Police identify gunman in Virginia Tech murder-suicide
BLACKSBURG, Virginia (Reuters) - The man who shot dead a campus police officer at Virginia Tech on Thursday before killing himself was a student at a nearby university who had stolen an SUV at gunpoint the day before, officials said.
Virginia State Police on Friday identified the gunman as 22-year-old Ross Truett Ashley, a part-time student at Radford University in Radford, Va.
Ashley had entered a real estate office in Radford on Wednesday and demanded the keys to an employee's white 2011 Mercedes Benz at gunpoint.
He drove off in the vehicle and later dumped it on the campus of Virginia Tech some time before his deadly confrontation with 39-year-old Deriek W. Crouse, an officer with the Virginia Tech campus police.
The state police said they have not been able to establish any prior contact or connection between Ashley and Crouse and still do not know why the part-time student walked up to the officer and shot him before turning the gun on himself in a nearby parking lot.
The incident prompted a lockdown of the campus on Thursday and revived memories of a gunman's 2007 rampage that left 33 people dead in one of the worst shooting incidents in U.S. history.
Ballistics testing confirmed the same weapon was used in both shootings, police said.
Shortly after noon/1700 GMT on Thursday, Crouse had a vehicle stopped in a campus parking lot when he was approached by a man and fatally shot while still in his car, police said.

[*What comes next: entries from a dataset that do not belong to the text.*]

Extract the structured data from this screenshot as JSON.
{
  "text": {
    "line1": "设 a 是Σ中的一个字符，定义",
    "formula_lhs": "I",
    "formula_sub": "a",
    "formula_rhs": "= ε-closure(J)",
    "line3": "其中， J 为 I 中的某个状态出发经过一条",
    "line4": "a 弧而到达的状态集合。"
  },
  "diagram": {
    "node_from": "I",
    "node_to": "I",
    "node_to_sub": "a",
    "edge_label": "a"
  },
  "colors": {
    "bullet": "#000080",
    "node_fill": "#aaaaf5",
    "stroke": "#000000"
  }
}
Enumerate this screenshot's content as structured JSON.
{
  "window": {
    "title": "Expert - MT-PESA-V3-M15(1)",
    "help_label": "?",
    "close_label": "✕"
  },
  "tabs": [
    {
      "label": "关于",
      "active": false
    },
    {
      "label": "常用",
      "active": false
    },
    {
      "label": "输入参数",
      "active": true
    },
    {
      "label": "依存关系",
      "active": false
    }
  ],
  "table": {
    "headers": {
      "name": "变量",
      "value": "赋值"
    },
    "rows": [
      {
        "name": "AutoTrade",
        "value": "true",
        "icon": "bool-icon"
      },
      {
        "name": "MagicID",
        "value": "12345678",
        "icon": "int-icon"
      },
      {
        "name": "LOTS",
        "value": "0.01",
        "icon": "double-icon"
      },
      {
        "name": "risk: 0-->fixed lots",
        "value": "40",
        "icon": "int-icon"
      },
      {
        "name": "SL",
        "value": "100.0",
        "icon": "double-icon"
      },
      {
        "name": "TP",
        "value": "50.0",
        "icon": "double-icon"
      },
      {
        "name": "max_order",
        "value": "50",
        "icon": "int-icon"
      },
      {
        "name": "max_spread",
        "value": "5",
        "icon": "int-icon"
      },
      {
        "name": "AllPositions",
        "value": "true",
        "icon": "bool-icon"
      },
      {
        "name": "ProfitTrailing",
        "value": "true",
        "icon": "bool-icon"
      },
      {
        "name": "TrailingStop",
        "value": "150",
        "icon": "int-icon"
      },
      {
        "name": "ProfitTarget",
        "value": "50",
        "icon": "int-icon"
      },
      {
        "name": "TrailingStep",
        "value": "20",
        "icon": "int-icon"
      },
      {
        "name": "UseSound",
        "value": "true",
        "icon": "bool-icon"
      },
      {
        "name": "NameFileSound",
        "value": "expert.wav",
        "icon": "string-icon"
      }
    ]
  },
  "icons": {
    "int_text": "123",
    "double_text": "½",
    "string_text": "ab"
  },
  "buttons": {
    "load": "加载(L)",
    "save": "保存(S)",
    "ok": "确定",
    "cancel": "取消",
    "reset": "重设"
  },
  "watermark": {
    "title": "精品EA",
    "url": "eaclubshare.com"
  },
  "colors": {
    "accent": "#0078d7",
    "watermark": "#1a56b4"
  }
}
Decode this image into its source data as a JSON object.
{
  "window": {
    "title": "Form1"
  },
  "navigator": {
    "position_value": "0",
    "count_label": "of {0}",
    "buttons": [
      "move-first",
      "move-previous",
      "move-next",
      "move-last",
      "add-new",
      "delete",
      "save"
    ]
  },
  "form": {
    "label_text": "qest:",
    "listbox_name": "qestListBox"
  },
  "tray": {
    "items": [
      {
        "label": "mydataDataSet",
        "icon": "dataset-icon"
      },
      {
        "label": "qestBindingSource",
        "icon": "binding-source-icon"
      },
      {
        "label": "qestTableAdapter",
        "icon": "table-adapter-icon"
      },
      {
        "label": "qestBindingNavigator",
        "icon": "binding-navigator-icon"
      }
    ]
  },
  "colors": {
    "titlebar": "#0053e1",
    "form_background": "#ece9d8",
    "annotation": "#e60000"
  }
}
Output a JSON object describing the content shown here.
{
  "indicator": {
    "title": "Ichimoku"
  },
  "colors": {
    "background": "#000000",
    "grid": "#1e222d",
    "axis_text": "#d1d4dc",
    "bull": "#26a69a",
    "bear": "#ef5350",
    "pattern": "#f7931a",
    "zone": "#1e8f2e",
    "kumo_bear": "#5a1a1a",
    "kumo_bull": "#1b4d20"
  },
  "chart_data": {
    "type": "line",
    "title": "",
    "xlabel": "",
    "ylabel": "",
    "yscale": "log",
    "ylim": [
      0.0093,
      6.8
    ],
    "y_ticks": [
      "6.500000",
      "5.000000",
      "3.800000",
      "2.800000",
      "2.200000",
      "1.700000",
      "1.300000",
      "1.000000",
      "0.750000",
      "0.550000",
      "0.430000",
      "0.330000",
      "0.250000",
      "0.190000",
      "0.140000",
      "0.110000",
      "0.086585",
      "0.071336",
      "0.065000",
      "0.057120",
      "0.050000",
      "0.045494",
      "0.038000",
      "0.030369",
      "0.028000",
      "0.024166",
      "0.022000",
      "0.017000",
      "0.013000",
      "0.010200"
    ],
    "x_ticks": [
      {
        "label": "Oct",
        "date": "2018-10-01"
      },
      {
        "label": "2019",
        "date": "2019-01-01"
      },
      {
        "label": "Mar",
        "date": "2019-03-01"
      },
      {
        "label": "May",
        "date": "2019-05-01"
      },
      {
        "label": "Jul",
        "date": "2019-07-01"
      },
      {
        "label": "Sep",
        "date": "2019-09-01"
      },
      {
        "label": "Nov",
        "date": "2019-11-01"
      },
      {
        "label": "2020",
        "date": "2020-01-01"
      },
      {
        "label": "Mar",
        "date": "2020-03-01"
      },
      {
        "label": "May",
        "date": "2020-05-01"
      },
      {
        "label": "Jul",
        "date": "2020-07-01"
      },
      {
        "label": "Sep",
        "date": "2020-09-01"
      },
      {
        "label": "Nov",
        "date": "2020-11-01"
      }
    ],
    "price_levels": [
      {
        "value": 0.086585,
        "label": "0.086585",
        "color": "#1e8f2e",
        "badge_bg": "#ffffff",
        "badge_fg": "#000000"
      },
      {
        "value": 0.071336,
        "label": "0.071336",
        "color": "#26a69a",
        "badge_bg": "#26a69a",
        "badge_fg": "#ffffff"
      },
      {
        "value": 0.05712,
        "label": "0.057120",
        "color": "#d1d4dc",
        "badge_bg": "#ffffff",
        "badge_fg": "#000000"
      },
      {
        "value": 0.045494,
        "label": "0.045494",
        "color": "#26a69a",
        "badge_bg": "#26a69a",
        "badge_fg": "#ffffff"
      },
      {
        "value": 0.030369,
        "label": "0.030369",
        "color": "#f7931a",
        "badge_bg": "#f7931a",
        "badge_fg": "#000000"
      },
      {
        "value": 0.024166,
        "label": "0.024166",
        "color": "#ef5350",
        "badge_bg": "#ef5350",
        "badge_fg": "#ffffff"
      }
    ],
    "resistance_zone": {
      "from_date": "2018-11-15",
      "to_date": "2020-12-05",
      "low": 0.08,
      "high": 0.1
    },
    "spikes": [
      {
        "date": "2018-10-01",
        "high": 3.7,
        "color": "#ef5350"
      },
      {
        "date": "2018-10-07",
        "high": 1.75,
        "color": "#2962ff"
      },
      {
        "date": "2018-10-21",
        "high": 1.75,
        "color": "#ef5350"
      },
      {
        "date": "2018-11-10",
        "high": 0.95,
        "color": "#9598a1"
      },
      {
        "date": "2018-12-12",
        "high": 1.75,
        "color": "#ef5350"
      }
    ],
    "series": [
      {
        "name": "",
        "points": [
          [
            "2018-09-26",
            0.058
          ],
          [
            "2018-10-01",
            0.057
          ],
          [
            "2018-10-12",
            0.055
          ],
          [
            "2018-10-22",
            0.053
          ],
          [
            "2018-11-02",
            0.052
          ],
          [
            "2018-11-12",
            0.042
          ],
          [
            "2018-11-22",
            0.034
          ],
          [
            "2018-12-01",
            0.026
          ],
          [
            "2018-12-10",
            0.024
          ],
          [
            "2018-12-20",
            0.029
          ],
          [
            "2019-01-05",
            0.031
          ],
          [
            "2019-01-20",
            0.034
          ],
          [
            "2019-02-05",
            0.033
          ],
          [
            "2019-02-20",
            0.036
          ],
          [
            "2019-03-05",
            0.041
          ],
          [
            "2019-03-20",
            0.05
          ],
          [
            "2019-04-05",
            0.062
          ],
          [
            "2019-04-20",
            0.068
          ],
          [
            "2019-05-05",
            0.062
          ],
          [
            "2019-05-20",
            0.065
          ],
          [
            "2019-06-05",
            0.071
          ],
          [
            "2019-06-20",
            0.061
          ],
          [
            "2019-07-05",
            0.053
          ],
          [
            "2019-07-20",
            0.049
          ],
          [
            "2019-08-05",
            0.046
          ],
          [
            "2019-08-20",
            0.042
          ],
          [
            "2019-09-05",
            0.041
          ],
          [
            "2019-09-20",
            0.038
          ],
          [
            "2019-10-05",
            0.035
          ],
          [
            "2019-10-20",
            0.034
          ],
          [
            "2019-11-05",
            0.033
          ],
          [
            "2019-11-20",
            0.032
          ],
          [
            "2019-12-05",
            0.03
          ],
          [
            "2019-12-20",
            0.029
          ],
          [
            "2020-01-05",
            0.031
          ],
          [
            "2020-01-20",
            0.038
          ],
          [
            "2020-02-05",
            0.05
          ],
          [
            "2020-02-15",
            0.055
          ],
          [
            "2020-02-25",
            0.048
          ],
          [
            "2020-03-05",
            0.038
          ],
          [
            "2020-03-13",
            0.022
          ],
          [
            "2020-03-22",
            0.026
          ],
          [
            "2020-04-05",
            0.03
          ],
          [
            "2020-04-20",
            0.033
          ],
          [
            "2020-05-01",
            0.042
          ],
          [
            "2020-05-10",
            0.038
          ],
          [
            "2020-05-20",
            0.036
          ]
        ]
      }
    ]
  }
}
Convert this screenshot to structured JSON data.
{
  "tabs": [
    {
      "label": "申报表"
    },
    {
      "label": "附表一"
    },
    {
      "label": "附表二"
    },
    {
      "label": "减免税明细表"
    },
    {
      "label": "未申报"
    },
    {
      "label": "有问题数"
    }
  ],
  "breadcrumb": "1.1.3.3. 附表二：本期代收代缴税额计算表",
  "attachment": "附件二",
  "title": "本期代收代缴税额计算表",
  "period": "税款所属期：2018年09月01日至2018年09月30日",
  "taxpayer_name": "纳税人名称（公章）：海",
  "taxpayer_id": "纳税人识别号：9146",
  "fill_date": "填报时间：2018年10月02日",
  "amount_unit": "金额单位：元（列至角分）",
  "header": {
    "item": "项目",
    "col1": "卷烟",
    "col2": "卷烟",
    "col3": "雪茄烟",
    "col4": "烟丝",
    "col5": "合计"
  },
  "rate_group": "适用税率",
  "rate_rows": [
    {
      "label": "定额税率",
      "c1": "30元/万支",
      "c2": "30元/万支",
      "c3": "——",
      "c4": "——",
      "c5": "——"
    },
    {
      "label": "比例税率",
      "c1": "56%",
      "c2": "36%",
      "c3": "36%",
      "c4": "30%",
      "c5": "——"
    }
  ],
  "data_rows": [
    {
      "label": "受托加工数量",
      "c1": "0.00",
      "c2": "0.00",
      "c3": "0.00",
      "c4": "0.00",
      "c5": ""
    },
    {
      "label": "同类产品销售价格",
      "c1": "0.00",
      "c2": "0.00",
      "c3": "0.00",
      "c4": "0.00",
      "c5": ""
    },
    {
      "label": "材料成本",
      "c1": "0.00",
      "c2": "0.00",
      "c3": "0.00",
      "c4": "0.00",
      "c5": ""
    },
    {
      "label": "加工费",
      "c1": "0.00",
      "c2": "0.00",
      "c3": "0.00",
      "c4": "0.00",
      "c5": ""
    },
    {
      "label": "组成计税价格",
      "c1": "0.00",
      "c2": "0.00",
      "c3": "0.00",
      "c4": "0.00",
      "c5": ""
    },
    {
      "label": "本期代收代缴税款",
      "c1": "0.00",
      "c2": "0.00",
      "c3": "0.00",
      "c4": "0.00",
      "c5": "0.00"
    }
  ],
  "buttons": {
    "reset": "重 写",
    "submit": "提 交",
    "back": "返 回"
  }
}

The man then fled.
About 30 minutes later, a Montgomery County sheriff's deputy saw a man acting suspiciously in a parking lot about a half a mile/0.8 km away from the first shooting. After briefly losing sight of the man, the deputy found him dead on the ground with a handgun nearby, police said.
Police later recovered a discarded backpack on campus with clothing inside that was similar to that worn by the man seen in video taken by Crouse's patrol car.
The man apparently changed clothes on the way to the second parking lot, Virginia State Police spokeswoman Corinne Geller said at a media briefing held on Virginia Tech's campus. Police are investigating writing found on a wall near the backpack, she said.
Officials did not lift the lockdown on campus until later on Thursday afternoon because they could not immediately identify the man as the shooter and were still investigating tips from the public, Geller said. The body did not have identification on it, but police found an ID in the backpack.
Officials are still trying to determine Ashley's whereabouts before the shooting, Geller said. It's likely he is connected to a vehicle that was stolen in nearby Radford, Virginia, but police haven't confirmed that, she said.
A Virginia Tech student was driving the car that Crouse had stopped, Geller said. The student has been cooperating in the investigation.
Crouse joined the Virginia Tech police department in October 2007 and is survived by his wife, five children and step-children, and his mother and brother.
"His death is a tremendous loss to our department," Virginia Tech police chief Wendell Flinchum said at the briefing. Other departments will help patrol the campus while officers grieve, he said.
The incident evoked grim memories of April 2007 when a mentally deranged student killed 32 people and wounded 25 before committing suicide on campus about 250 miles/400 km southwest of Washington.
Virginia Tech implemented new alert systems, including text alerts sent to students' phones, after facing criticism for the schools' response to the previous shooting. The systems "worked exactly as expected," said Larry Hincker, Virginia Tech's associate vice president for university relations.
A candlelight vigil has been planned for Friday night near the memorial for the victims of the 2007 shooting.
(Writing by James B. Kelleher; Additional reporting by Matthew Ward in Portsmouth, Virginia; Editing by Bill Trott, Jackie Frank and Greg McCune)
- U.S. Mega Millions lottery up to $400 million, 2nd-biggest ever
- Uruguay becomes first country to legalize marijuana trade
- Pope Francis named Time's Person of the Year
- Thousands of South Africans line up to see Mandela lie in state |
- China bitcoin arbitrage ends as traders work around capital controls
Time magazine named Pope Francis as its Person of the Year, crediting him with shifting the message of the Catholic Church. Slideshow